The woke versus the workers
Posted on September 24, 2019How can a “woke” party nominate somebody who is barely awake?
That’s the reason I think Sen. Elizabeth Warren (D-Mass.) will beat former Vice President Joe Biden and win the Democratic nomination.
Warren is the perfect “woke” candidate. She is a former college professor. She hates capitalism. She checks all of the right diversity boxes. And she is mad as hell and she is not going to take it anymore.
This election is shaping up to be the woke vs. the workers.
The woke are the kind of people who screw up traffic to protest climate change. Think Chris Christie but for a higher cause.
The workers are the folks who are trying to get to, well, work.
The woke have a pretty full agenda.
It’s #Metoo and #BLM and #transgender and #Medicareforall and #socialism all rolled into one big progressive package.
The folks who are left out of this rollicking agenda are those Americans who mostly worry about putting food on the table and sending their kids to a decent school. These voters want a good job and fair wages, they want the potholes fixed, they worry about the pernicious influence of a left-wing culture gone mad, and they fight over who is going to pick up the kids after daycare.
Warren used to worry about these voters when she penned “The Two-Income Trap” a generation ago, but now she has bigger fish to fry. She has to remake the world, destroy our patriarchal capitalist system and, of course, stop climate change dead in its tracks.
Richard Tafel wrote a fascinating article on Quillette, titled “Understanding America’s Cultural and Political Realignment.” In Tafel’s construct, he sees both parties breaking into three distinct groups, the traditional, the modern and the post-modern.
Traditional voters on both parties are culturally conservative. Modern voters in both parties are what you think they should be: Modern Republicans are pro-market capitalists while modern Democrats are left-leaning liberals. Post-modern Democrats and post-modern Republicans share one important trait. They want to blow up the political establishments.
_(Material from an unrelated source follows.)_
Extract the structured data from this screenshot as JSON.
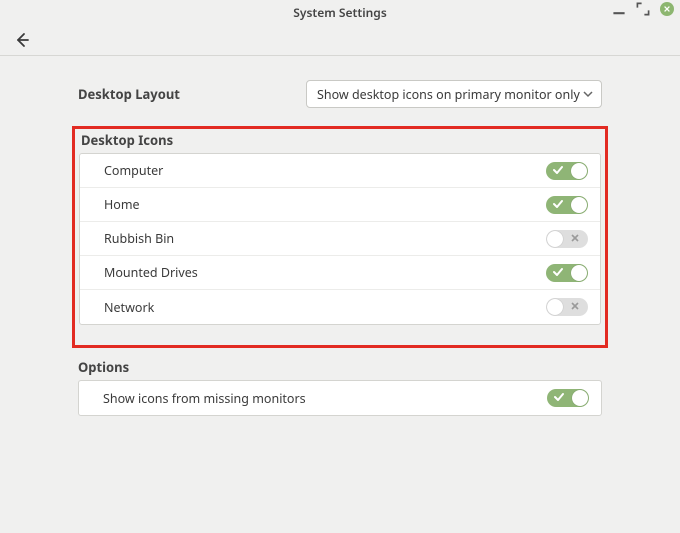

In this construct, you can see that both the Trumpers and the woke Warren supporters are post-modernist. The big difference, though, comes in scale.
The Trumpers want to blow up the Republican Party. The woke Democrats want to blow up American white patriarchal capitalist society.
President Trump is not a traditional politician, but he is seen by his supporters as a defender of traditional values. And I think that gives him the edge if next year’s presidential campaign as a battle of the woke vs. the workers.
Economic security is traditionally the top concern of the vast majority of voters. Ironically, as The New York Times pointed out last week, those voters who live in states that have the best economies are the least likely to be supportive of the president.
In other words, if you are most worried about the economy, you are more likely to be supportive of the president. If you have no worries about the economy, you are most likely going to be focused on other things, like the president’s tweets.
Over the weekend, the president had a huge campaign rally with Narendra Modi, the prime minister of India, and the leader of the traditional Hindu nationalist party. Attending the rally were thousands of wealthy Indian-Americans, many of them successful small businessmen and entrepreneurs.
You would expect that these voters would be part of the Warren’s “woke” coalition because they are people of color and because they are recent immigrants.
But my suspicion is that many of these voters, like many Hispanics and African Americans, will end up rejecting Warren and end up supporting Trump for reelection.
These voters have come to America because they want to live the American dream. They didn’t come here to live in some “woke” socialist dystopia that seeks to destroy traditional values in pursuit of a post-modernist utopia dreamed up by a gang of Harvard college professors.